“Our partnership with Mass General Brigham has helped us expand our ability to help the community of Chelsea and beyond. We are committed to helping people who are facing hunger and food insecurity by helping people get a meal to eat right away or a bag of groceries with fresh produce to cook later. We are especially excited to open our Survival Center and kitchen space where we also hope to teach community members about preparing healthy, meals,” says Gladys Vega, Executive Director of La Colaborativa, one of the community partners. She notes that this work is especially important because of the high rates of diabetes and hypertension in local communities. La Colaborativa is proud to be offering a solution.
“Our partnership is an excellent example of how large healthcare organizations who are invested in food access and nutrition can support agencies who have already established a programmatic presence in underserved communities. It goes beyond a funding contribution—Mass General Brigham has created a community of like-minded organizations. It is so helpful to be able to regularly meet with other non-profits doing similar work to review our progress, share best practices, and celebrate our successes together,” says Vega.
Mass General Brigham is also committing to expand screening for food insecurity and maximize SNAP and WIC enrollment among its patient populations. Expanding nutrition equity-focused initiatives guided by a comprehensive health equity strategy will translate into measurable health impact, such as closing chronic disease disparities.
These commitments are part of Mass General Brigham’s United Against Racism initiative, a multi-year, systemwide undertaking to address the impact of racism on patients, staff, and the community.
The United Against Racism initiative spans three major focus areas: 1) Leadership, employees, and culture; 2) Patient care; and 3) Community health and policy advocacy. The hope is that these efforts will help advance the White House’s health equity goals of improving health outcomes for underserved communities and addressing disparities in nutrition security.
Mass General Brigham has conducted numerous research studies on the impact of nutrition on health outcomes, including how nutrition and healthy diet may influence cognitive outcomes later in life, lower risk of prostate cancer, influencing response to cancer therapy, affecting risk and severity of COVID-19, and reducing heartburn, among others. Mass General Brigham is one of the largest hospital system-based research enterprises in the United States, with an annual research budget of nearly $2 billion. Currently, there are over 2,700 ongoing clinical trials to accelerate bringing new treatments and therapies to patients and the world.

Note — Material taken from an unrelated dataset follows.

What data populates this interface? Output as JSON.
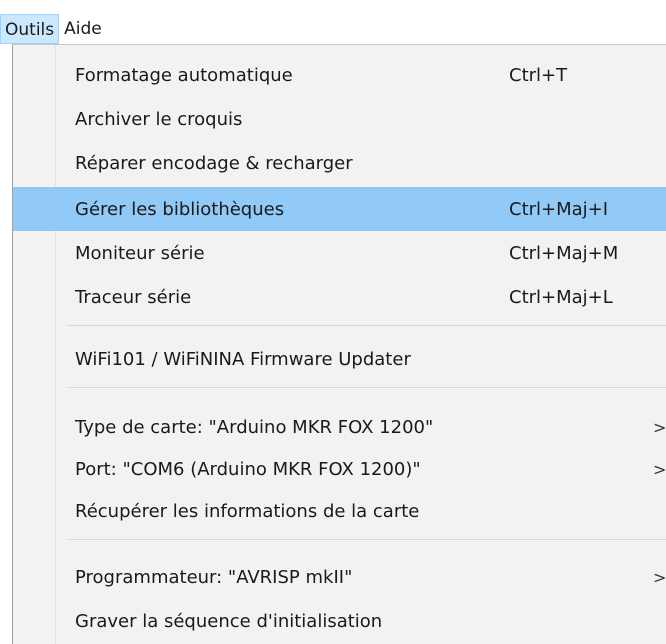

About Mass General Brigham
Mass General Brigham is an integrated academic healthcare system, uniting great minds in medicine to make a life-changing impact on patients in our communities and people around the world. Mass General Brigham connects a full continuum of care across a system of academic medical centers, community and specialty hospitals, a health insurance plan, physician networks, community health centers, home care, and long-term care services. Mass General Brigham is a non-profit organization that is committed to patient care, research, teaching, and service to the community. In addition, Mass General Brigham is one of the nation’s leading biomedical research organizations and a principal teaching affiliate of Harvard Medical School. For more information, please visit massgeneralbrigham.org.
CONTACT: Tim Sullivan Mass General Brigham 617-952-5235 firstname.lastname@example.org
The content is by GlobeNewswire. DKODING Media is not responsible for the content provided or any links related to this content. DKODING Media is not responsible for the correctness, topicality or the quality of the content.